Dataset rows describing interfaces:
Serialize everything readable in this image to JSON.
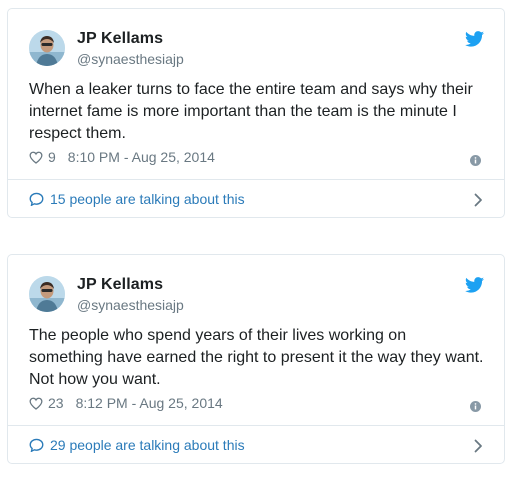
{
  "colors": {
    "link": "#2b7bb9",
    "twitter_blue": "#1da1f2",
    "meta_gray": "#697882",
    "border": "#e1e8ed"
  },
  "tweets": [
    {
      "author_name": "JP Kellams",
      "handle": "@synaesthesiajp",
      "text": "When a leaker turns to face the entire team and says why their internet fame is more important than the team is the minute I respect them.",
      "likes": "9",
      "timestamp": "8:10 PM - Aug 25, 2014",
      "talking": "15 people are talking about this"
    },
    {
      "author_name": "JP Kellams",
      "handle": "@synaesthesiajp",
      "text": "The people who spend years of their lives working on something have earned the right to present it the way they want. Not how you want.",
      "likes": "23",
      "timestamp": "8:12 PM - Aug 25, 2014",
      "talking": "29 people are talking about this"
    }
  ],
  "icons": {
    "brand": "twitter-bird-icon",
    "like": "heart-icon",
    "info": "info-icon",
    "conversation": "speech-bubble-icon",
    "more": "chevron-right-icon"
  }
}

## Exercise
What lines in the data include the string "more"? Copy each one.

## Your response
      "text": "When a leaker turns to face the entire team and says why their internet fame is more important than the team is the minute I respect them.",
    "more": "chevron-right-icon"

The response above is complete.